Information shown.
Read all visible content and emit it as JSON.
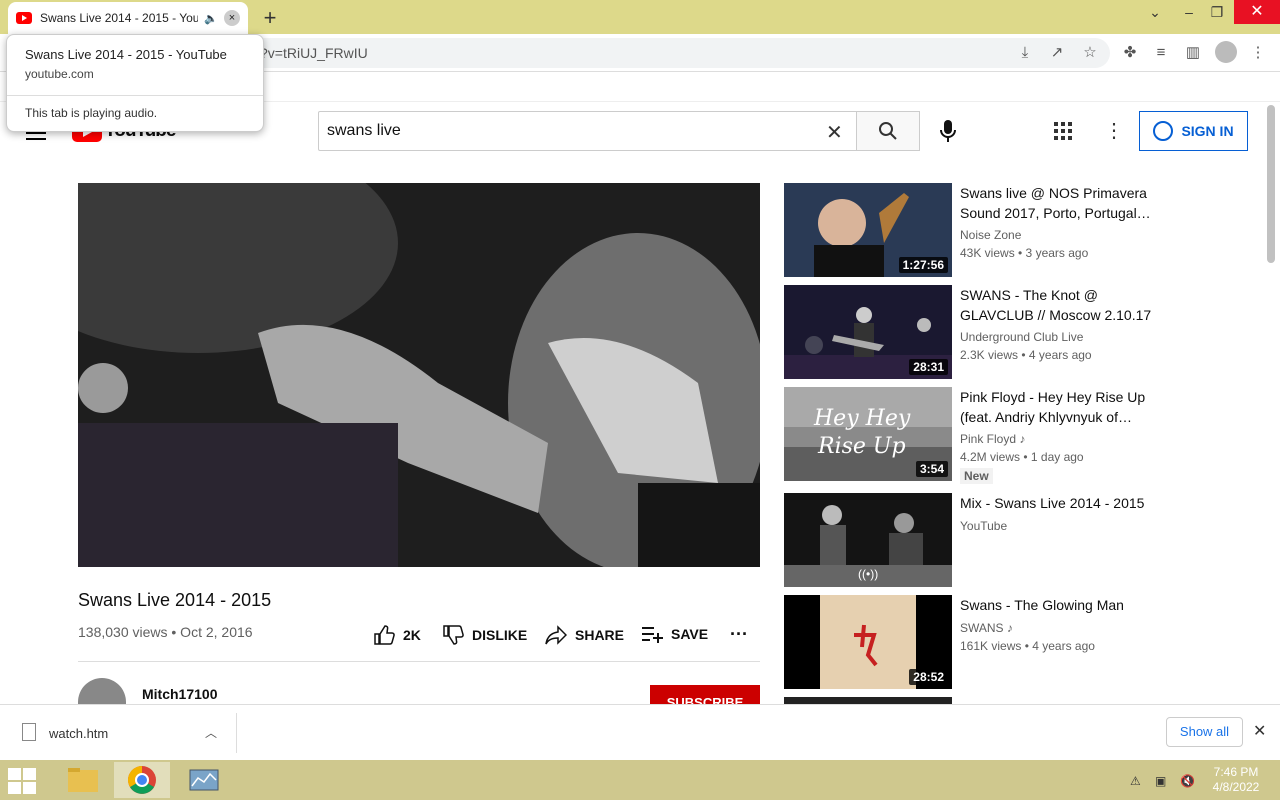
{
  "browser": {
    "tab_title": "Swans Live 2014 - 2015 - You",
    "tab_close": "×",
    "new_tab": "+",
    "url": "?v=tRiUJ_FRwIU",
    "popup": {
      "title": "Swans Live 2014 - 2015 - YouTube",
      "domain": "youtube.com",
      "status": "This tab is playing audio."
    }
  },
  "youtube": {
    "logo_text": "YouTube",
    "search_value": "swans live",
    "sign_in": "SIGN IN"
  },
  "video": {
    "title": "Swans Live 2014 - 2015",
    "views_date": "138,030 views • Oct 2, 2016",
    "likes": "2K",
    "dislike": "DISLIKE",
    "share": "SHARE",
    "save": "SAVE",
    "channel": "Mitch17100",
    "subscribe": "SUBSCRIBE"
  },
  "recommendations": [
    {
      "title": "Swans live @ NOS Primavera Sound 2017, Porto, Portugal…",
      "channel": "Noise Zone",
      "meta": "43K views • 3 years ago",
      "duration": "1:27:56",
      "music": false,
      "badge": ""
    },
    {
      "title": "SWANS - The Knot @ GLAVCLUB // Moscow 2.10.17",
      "channel": "Underground Club Live",
      "meta": "2.3K views • 4 years ago",
      "duration": "28:31",
      "music": false,
      "badge": ""
    },
    {
      "title": "Pink Floyd - Hey Hey Rise Up (feat. Andriy Khlyvnyuk of…",
      "channel": "Pink Floyd",
      "meta": "4.2M views • 1 day ago",
      "duration": "3:54",
      "music": true,
      "badge": "New"
    },
    {
      "title": "Mix - Swans Live 2014 - 2015",
      "channel": "YouTube",
      "meta": "",
      "duration": "",
      "music": false,
      "badge": ""
    },
    {
      "title": "Swans - The Glowing Man",
      "channel": "SWANS",
      "meta": "161K views • 4 years ago",
      "duration": "28:52",
      "music": true,
      "badge": ""
    }
  ],
  "thumb3_text": [
    "Hey Hey",
    "Rise Up"
  ],
  "download": {
    "filename": "watch.htm",
    "show_all": "Show all"
  },
  "taskbar": {
    "time": "7:46 PM",
    "date": "4/8/2022"
  }
}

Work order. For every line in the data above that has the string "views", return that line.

Result of the exercise.
    "views_date": "138,030 views • Oct 2, 2016",
      "meta": "43K views • 3 years ago",
      "meta": "2.3K views • 4 years ago",
      "meta": "4.2M views • 1 day ago",
      "meta": "161K views • 4 years ago",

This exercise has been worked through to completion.